EYE FROM THE AISLE: Berkeley Playhouse “The Wiz” dazzles with singing, dancing

By John A. McMullen II
Thursday August 15, 2013 - 03:11:00 PM
Lion (Benjamin Pither), Scarecrow (Aejay Mitchell), Dorothy (Taylor Jones), and Tin Man (Reggie D. White)
Ken Levin
Lion (Benjamin Pither), Scarecrow (Aejay Mitchell), Dorothy (Taylor Jones), and Tin Man (Reggie D. White)

If you are looking for something to do this weekend or next, go see “The Wiz” at Berkeley Playhouse at the Julia Morgan Theatre on College Avenue. It closes Sunday August 25, and you don’t want to miss this extraordinary array of talent. 

I really don’t much care for the songs of Smalls and Brown who wrote it. Except for “Ease on Down the Road,” I can’t remember one. But in the singing, dancing and acting, the cast is superb and professional. 

Dorothy (Taylor Jones), Scarecrow (Aejay Mitchell), Cowardly Lion (Benjamin Pither), Tin Man (Reggie D. White), The Wizard (Vernon Bush) and Auntie Em/Glinda (Nicole Julien) are Broadway quality in dancing and singing.  

The choreography by director Kimberly Dooley is complicated, brilliant, and a vast improvement over previous musicals I’ve seen from this company. The tornado dance was very creative and solved that problem through imagination rather than special effects which I find preferable in live theatre. 

My only complaint on with the choreography is the Scarecrow’s lack of “collapsing”—he’s made of straw—and that step was made memorable by Ray Bolger in the 1939 film. Aejay Mitchell was very limber, gymnastic, and talented so it did not seem to be a lack of ability that constrained that famous move.  

The musical direction by Tal Ariel—who won the Critics Circle award for “Seussical” at the Playhouse the year before last—was an instrumental part of the success of this production. Everything jelled. Ariel uses off-stage backup singers to enhance the music, and there was never a musical misstep. He jazzes up the music even more than it already is and makes for a rocking good time. 
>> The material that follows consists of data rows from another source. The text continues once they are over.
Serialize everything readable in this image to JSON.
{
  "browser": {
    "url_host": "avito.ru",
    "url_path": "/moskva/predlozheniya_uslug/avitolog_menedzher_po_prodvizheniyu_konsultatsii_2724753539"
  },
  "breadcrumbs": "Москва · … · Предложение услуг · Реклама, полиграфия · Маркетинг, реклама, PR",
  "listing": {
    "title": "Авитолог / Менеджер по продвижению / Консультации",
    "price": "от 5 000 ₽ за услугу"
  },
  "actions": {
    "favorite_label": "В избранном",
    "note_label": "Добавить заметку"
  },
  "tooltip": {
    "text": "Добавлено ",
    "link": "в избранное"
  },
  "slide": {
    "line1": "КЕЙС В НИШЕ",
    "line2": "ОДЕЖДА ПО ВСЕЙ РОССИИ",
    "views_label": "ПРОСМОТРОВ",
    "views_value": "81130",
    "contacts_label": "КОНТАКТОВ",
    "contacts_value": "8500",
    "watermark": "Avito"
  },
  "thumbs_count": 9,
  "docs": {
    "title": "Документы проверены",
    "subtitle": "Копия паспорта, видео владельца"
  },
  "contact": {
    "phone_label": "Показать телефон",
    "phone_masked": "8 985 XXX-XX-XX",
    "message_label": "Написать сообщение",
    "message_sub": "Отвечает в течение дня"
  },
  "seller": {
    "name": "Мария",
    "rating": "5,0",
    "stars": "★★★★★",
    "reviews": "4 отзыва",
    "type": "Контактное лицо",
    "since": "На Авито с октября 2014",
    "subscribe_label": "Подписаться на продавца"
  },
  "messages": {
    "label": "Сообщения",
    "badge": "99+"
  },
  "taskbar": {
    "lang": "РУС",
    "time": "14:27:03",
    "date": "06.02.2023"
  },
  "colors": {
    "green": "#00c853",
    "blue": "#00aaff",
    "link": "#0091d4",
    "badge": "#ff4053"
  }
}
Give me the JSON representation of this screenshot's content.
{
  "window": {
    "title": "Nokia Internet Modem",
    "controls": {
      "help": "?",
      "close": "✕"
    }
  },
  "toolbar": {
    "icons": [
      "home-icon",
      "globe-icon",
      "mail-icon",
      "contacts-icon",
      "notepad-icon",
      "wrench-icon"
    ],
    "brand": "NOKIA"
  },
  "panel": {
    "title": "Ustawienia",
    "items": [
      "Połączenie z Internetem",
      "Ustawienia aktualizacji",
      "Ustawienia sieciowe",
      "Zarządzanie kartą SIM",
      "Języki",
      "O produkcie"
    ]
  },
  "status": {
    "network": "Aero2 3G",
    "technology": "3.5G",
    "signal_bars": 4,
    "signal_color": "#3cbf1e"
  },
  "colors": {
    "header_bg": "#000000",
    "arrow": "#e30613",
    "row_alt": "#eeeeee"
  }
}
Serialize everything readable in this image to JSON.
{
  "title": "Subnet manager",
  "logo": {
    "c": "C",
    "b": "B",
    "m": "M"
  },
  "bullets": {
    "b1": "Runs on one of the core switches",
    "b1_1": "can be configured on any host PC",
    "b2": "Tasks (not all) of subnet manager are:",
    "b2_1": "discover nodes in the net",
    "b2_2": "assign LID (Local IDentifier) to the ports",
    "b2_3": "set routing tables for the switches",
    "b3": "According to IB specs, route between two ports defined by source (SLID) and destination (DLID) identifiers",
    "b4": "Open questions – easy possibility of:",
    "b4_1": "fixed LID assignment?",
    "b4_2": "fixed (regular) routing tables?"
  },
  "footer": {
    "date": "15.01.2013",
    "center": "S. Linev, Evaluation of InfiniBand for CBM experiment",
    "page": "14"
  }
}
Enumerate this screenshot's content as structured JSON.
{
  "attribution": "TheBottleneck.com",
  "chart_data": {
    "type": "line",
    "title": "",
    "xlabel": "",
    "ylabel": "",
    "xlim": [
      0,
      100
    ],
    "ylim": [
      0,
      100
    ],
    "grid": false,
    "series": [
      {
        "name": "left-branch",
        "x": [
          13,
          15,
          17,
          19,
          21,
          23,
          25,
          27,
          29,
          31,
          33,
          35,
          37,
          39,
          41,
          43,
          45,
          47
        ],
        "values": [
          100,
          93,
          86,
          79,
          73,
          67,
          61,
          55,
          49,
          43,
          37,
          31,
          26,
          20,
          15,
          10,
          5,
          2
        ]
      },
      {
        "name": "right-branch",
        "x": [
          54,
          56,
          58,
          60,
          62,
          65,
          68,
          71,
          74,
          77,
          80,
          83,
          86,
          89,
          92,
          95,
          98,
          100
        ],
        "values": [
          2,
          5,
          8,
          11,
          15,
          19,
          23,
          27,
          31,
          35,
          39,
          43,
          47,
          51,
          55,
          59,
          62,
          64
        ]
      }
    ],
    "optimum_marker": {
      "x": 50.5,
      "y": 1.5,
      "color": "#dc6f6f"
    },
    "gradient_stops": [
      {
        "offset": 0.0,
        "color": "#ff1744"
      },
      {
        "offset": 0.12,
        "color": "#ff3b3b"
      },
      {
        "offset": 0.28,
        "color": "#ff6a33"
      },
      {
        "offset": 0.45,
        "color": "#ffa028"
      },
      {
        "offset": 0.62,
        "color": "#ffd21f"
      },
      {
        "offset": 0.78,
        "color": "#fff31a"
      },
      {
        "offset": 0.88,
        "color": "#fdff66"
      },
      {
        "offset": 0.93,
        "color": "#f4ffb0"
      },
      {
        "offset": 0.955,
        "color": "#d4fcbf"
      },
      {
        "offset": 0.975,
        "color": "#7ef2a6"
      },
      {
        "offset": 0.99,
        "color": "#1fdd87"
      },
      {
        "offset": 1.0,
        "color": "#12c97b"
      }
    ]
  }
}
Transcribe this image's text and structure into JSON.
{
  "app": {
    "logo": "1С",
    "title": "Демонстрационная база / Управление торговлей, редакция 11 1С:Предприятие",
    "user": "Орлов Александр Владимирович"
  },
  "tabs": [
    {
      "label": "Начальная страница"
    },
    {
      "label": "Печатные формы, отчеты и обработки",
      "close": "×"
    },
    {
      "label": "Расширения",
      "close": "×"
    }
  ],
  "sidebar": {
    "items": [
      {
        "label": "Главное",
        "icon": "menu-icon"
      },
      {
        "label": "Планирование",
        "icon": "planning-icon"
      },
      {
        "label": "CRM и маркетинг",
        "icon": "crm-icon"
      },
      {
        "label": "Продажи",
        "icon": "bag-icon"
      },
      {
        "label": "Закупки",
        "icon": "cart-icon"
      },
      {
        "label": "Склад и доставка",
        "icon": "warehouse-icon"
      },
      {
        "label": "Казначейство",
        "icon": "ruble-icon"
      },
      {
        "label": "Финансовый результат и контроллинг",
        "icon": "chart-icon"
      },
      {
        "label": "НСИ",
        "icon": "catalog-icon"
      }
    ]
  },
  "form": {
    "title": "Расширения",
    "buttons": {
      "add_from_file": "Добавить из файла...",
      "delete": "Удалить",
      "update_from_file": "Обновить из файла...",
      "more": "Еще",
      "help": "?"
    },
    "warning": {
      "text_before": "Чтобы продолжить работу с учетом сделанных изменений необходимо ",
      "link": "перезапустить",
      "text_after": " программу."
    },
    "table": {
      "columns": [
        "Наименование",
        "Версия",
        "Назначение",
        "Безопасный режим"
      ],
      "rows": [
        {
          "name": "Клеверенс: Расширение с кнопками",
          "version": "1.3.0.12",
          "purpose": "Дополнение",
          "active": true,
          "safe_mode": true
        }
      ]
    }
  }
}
My quibble with the musical is that it removes the introduction of the Oz characters of the mean bicycling Miss Gulch, and the triad of farm hands who later become the Lion, Scarecrow, and Tin Man. 

This omission removes the rationale for her “dream” (colorized in the film) featuring characters from her life, which adds immeasurably to the story and one’s suspension of disbelief. It’s hard to imagine the audience not being familiar with the film, but I guess it’s possible.  

Director Kimberly Dooley is a master caster and has gathered together a great group together. She uses the young people and children’s ensemble to great advantage; among them is a standout, dancer Tierra Allen. 

Young or old, you’ll appreciate the talent, and it’s something you can do with the kids before school starts. But hurry, because it closes on Sunday, August 25.